**Exercise aim**
Every record shown here must be duplicated without change.

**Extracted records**

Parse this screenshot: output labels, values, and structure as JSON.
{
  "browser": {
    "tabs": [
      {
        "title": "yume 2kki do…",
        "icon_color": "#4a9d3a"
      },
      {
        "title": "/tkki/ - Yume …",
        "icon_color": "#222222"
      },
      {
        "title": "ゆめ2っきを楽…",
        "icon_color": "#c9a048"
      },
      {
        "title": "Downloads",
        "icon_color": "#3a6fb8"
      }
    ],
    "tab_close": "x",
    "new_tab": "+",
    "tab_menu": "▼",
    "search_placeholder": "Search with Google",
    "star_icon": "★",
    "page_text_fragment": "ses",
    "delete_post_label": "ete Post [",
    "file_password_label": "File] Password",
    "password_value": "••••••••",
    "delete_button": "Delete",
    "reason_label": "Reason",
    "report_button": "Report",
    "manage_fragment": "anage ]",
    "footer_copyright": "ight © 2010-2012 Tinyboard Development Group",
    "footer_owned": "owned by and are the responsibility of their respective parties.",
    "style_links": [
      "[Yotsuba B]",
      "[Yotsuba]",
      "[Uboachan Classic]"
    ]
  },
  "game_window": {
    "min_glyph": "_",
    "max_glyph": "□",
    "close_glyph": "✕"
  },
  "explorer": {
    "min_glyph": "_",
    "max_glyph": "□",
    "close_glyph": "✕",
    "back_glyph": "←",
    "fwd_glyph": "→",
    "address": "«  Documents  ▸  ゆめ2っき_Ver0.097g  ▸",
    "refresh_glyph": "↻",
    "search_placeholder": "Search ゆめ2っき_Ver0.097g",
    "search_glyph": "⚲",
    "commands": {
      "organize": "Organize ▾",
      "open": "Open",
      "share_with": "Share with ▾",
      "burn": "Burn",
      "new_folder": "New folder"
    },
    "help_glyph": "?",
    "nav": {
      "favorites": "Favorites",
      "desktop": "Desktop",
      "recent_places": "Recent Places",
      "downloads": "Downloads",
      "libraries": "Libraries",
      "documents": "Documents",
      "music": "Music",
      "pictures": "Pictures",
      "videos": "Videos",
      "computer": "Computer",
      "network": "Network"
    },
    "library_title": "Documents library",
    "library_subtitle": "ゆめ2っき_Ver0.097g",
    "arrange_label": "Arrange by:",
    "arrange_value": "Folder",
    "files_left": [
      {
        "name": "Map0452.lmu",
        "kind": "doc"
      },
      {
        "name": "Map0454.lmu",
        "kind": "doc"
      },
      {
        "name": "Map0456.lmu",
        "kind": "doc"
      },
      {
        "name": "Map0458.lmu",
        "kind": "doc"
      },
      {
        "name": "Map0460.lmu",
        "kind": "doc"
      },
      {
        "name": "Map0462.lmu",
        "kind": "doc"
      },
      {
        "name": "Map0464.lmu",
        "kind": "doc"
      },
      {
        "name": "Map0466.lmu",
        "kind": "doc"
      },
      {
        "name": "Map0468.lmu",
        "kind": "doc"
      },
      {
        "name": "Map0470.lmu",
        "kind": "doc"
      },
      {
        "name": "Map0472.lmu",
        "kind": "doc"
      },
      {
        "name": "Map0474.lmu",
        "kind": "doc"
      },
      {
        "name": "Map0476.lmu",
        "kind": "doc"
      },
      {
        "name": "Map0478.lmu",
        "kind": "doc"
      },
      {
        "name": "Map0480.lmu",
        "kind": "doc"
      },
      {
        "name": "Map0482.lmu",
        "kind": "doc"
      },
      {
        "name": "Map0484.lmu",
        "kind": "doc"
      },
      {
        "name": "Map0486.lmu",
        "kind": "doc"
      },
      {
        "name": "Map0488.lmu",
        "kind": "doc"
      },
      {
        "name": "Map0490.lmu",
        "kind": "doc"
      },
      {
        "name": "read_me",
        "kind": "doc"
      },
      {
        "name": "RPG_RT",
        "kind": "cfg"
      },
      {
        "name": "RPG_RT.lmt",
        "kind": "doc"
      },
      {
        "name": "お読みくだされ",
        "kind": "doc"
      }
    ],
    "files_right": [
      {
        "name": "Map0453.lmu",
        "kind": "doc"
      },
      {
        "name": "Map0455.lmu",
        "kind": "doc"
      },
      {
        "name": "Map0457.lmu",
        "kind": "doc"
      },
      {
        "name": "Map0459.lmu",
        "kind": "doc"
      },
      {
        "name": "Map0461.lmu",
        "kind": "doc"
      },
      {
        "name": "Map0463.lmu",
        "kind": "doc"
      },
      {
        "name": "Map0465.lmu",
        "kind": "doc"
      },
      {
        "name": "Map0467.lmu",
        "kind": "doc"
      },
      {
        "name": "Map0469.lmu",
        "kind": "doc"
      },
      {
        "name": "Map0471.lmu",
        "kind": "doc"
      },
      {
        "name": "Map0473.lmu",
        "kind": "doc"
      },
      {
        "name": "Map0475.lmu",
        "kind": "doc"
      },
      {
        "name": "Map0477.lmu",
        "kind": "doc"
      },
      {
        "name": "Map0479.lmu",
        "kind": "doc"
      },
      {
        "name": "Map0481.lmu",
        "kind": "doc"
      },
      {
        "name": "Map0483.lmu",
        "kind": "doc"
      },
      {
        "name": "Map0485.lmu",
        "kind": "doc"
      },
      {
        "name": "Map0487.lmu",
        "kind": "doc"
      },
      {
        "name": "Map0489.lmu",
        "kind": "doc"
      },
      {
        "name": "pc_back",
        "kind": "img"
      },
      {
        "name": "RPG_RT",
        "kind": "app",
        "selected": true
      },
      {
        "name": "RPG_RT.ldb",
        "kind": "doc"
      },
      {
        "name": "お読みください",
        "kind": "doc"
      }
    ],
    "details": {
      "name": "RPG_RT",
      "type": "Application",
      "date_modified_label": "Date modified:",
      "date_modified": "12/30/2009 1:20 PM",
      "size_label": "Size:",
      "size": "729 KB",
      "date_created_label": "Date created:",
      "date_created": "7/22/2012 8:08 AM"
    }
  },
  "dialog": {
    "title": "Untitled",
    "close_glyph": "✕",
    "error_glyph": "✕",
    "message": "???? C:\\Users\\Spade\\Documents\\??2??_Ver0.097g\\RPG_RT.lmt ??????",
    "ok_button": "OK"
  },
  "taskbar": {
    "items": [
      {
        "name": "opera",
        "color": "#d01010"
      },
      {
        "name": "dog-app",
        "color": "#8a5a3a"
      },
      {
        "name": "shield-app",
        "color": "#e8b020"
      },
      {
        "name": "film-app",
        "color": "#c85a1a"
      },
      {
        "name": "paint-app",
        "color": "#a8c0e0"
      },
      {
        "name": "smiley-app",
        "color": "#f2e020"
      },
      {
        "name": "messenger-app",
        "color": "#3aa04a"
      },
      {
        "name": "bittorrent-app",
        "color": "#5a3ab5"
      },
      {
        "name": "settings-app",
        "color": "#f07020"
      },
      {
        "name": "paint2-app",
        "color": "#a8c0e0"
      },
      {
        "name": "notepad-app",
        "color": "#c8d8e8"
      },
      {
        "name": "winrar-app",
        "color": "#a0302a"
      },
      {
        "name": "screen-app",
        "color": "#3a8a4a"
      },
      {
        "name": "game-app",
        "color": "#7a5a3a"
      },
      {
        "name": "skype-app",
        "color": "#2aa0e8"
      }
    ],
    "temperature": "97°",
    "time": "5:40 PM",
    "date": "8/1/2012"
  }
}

**Response for this exercise**
Parse this screenshot: output labels, values, and structure as JSON.
{
  "browser": {
    "tabs": [
      {
        "title": "yume 2kki do…",
        "icon_color": "#4a9d3a"
      },
      {
        "title": "/tkki/ - Yume …",
        "icon_color": "#222222"
      },
      {
        "title": "ゆめ2っきを楽…",
        "icon_color": "#c9a048"
      },
      {
        "title": "Downloads",
        "icon_color": "#3a6fb8"
      }
    ],
    "tab_close": "x",
    "new_tab": "+",
    "tab_menu": "▼",
    "search_placeholder": "Search with Google",
    "star_icon": "★",
    "page_text_fragment": "ses",
    "delete_post_label": "ete Post [",
    "file_password_label": "File] Password",
    "password_value": "••••••••",
    "delete_button": "Delete",
    "reason_label": "Reason",
    "report_button": "Report",
    "manage_fragment": "anage ]",
    "footer_copyright": "ight © 2010-2012 Tinyboard Development Group",
    "footer_owned": "owned by and are the responsibility of their respective parties.",
    "style_links": [
      "[Yotsuba B]",
      "[Yotsuba]",
      "[Uboachan Classic]"
    ]
  },
  "game_window": {
    "min_glyph": "_",
    "max_glyph": "□",
    "close_glyph": "✕"
  },
  "explorer": {
    "min_glyph": "_",
    "max_glyph": "□",
    "close_glyph": "✕",
    "back_glyph": "←",
    "fwd_glyph": "→",
    "address": "«  Documents  ▸  ゆめ2っき_Ver0.097g  ▸",
    "refresh_glyph": "↻",
    "search_placeholder": "Search ゆめ2っき_Ver0.097g",
    "search_glyph": "⚲",
    "commands": {
      "organize": "Organize ▾",
      "open": "Open",
      "share_with": "Share with ▾",
      "burn": "Burn",
      "new_folder": "New folder"
    },
    "help_glyph": "?",
    "nav": {
      "favorites": "Favorites",
      "desktop": "Desktop",
      "recent_places": "Recent Places",
      "downloads": "Downloads",
      "libraries": "Libraries",
      "documents": "Documents",
      "music": "Music",
      "pictures": "Pictures",
      "videos": "Videos",
      "computer": "Computer",
      "network": "Network"
    },
    "library_title": "Documents library",
    "library_subtitle": "ゆめ2っき_Ver0.097g",
    "arrange_label": "Arrange by:",
    "arrange_value": "Folder",
    "files_left": [
      {
        "name": "Map0452.lmu",
        "kind": "doc"
      },
      {
        "name": "Map0454.lmu",
        "kind": "doc"
      },
      {
        "name": "Map0456.lmu",
        "kind": "doc"
      },
      {
        "name": "Map0458.lmu",
        "kind": "doc"
      },
      {
        "name": "Map0460.lmu",
        "kind": "doc"
      },
      {
        "name": "Map0462.lmu",
        "kind": "doc"
      },
      {
        "name": "Map0464.lmu",
        "kind": "doc"
      },
      {
        "name": "Map0466.lmu",
        "kind": "doc"
      },
      {
        "name": "Map0468.lmu",
        "kind": "doc"
      },
      {
        "name": "Map0470.lmu",
        "kind": "doc"
      },
      {
        "name": "Map0472.lmu",
        "kind": "doc"
      },
      {
        "name": "Map0474.lmu",
        "kind": "doc"
      },
      {
        "name": "Map0476.lmu",
        "kind": "doc"
      },
      {
        "name": "Map0478.lmu",
        "kind": "doc"
      },
      {
        "name": "Map0480.lmu",
        "kind": "doc"
      },
      {
        "name": "Map0482.lmu",
        "kind": "doc"
      },
      {
        "name": "Map0484.lmu",
        "kind": "doc"
      },
      {
        "name": "Map0486.lmu",
        "kind": "doc"
      },
      {
        "name": "Map0488.lmu",
        "kind": "doc"
      },
      {
        "name": "Map0490.lmu",
        "kind": "doc"
      },
      {
        "name": "read_me",
        "kind": "doc"
      },
      {
        "name": "RPG_RT",
        "kind": "cfg"
      },
      {
        "name": "RPG_RT.lmt",
        "kind": "doc"
      },
      {
        "name": "お読みくだされ",
        "kind": "doc"
      }
    ],
    "files_right": [
      {
        "name": "Map0453.lmu",
        "kind": "doc"
      },
      {
        "name": "Map0455.lmu",
        "kind": "doc"
      },
      {
        "name": "Map0457.lmu",
        "kind": "doc"
      },
      {
        "name": "Map0459.lmu",
        "kind": "doc"
      },
      {
        "name": "Map0461.lmu",
        "kind": "doc"
      },
      {
        "name": "Map0463.lmu",
        "kind": "doc"
      },
      {
        "name": "Map0465.lmu",
        "kind": "doc"
      },
      {
        "name": "Map0467.lmu",
        "kind": "doc"
      },
      {
        "name": "Map0469.lmu",
        "kind": "doc"
      },
      {
        "name": "Map0471.lmu",
        "kind": "doc"
      },
      {
        "name": "Map0473.lmu",
        "kind": "doc"
      },
      {
        "name": "Map0475.lmu",
        "kind": "doc"
      },
      {
        "name": "Map0477.lmu",
        "kind": "doc"
      },
      {
        "name": "Map0479.lmu",
        "kind": "doc"
      },
      {
        "name": "Map0481.lmu",
        "kind": "doc"
      },
      {
        "name": "Map0483.lmu",
        "kind": "doc"
      },
      {
        "name": "Map0485.lmu",
        "kind": "doc"
      },
      {
        "name": "Map0487.lmu",
        "kind": "doc"
      },
      {
        "name": "Map0489.lmu",
        "kind": "doc"
      },
      {
        "name": "pc_back",
        "kind": "img"
      },
      {
        "name": "RPG_RT",
        "kind": "app",
        "selected": true
      },
      {
        "name": "RPG_RT.ldb",
        "kind": "doc"
      },
      {
        "name": "お読みください",
        "kind": "doc"
      }
    ],
    "details": {
      "name": "RPG_RT",
      "type": "Application",
      "date_modified_label": "Date modified:",
      "date_modified": "12/30/2009 1:20 PM",
      "size_label": "Size:",
      "size": "729 KB",
      "date_created_label": "Date created:",
      "date_created": "7/22/2012 8:08 AM"
    }
  },
  "dialog": {
    "title": "Untitled",
    "close_glyph": "✕",
    "error_glyph": "✕",
    "message": "???? C:\\Users\\Spade\\Documents\\??2??_Ver0.097g\\RPG_RT.lmt ??????",
    "ok_button": "OK"
  },
  "taskbar": {
    "items": [
      {
        "name": "opera",
        "color": "#d01010"
      },
      {
        "name": "dog-app",
        "color": "#8a5a3a"
      },
      {
        "name": "shield-app",
        "color": "#e8b020"
      },
      {
        "name": "film-app",
        "color": "#c85a1a"
      },
      {
        "name": "paint-app",
        "color": "#a8c0e0"
      },
      {
        "name": "smiley-app",
        "color": "#f2e020"
      },
      {
        "name": "messenger-app",
        "color": "#3aa04a"
      },
      {
        "name": "bittorrent-app",
        "color": "#5a3ab5"
      },
      {
        "name": "settings-app",
        "color": "#f07020"
      },
      {
        "name": "paint2-app",
        "color": "#a8c0e0"
      },
      {
        "name": "notepad-app",
        "color": "#c8d8e8"
      },
      {
        "name": "winrar-app",
        "color": "#a0302a"
      },
      {
        "name": "screen-app",
        "color": "#3a8a4a"
      },
      {
        "name": "game-app",
        "color": "#7a5a3a"
      },
      {
        "name": "skype-app",
        "color": "#2aa0e8"
      }
    ],
    "temperature": "97°",
    "time": "5:40 PM",
    "date": "8/1/2012"
  }
}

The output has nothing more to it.